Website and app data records

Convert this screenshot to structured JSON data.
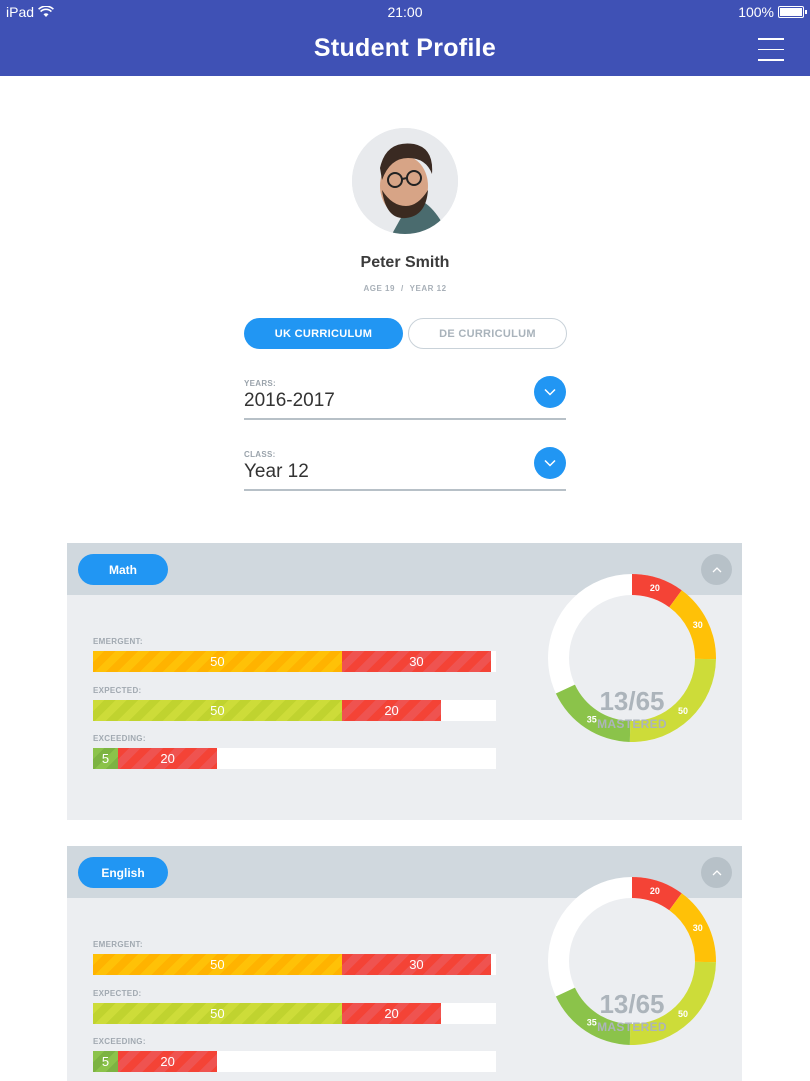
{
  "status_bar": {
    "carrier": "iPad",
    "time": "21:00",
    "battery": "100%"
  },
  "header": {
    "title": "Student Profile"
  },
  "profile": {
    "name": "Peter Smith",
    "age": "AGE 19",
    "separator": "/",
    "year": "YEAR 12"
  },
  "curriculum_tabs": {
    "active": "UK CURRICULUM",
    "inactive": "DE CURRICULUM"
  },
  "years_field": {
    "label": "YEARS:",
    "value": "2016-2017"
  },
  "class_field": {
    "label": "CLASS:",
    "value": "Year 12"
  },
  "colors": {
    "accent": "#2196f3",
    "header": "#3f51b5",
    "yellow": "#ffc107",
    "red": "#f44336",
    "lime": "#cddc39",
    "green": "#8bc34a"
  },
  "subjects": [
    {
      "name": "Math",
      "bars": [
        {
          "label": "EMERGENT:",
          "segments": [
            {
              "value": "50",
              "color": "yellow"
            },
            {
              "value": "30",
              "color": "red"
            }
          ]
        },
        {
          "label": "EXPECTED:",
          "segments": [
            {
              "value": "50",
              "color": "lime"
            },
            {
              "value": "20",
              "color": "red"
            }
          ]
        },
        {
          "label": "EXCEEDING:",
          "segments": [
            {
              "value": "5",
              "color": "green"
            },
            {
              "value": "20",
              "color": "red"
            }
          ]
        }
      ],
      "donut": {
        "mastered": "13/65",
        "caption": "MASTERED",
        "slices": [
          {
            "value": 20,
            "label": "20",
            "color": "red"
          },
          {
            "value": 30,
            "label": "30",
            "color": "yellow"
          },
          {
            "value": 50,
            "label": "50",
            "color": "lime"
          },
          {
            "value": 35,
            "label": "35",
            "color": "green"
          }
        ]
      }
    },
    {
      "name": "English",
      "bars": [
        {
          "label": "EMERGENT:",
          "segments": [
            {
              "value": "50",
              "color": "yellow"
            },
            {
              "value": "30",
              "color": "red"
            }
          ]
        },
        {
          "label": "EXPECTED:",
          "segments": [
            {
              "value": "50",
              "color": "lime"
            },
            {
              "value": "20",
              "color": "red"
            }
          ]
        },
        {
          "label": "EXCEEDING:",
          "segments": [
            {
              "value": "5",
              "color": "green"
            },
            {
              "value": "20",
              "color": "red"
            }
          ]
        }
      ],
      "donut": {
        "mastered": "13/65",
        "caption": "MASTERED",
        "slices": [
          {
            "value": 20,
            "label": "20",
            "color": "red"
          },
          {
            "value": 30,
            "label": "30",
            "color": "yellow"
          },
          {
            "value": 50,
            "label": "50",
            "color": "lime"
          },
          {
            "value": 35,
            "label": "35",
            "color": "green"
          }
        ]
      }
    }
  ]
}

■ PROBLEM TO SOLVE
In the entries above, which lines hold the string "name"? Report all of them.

■ SOLUTION
    "name": "Peter Smith",
      "name": "Math",
      "name": "English",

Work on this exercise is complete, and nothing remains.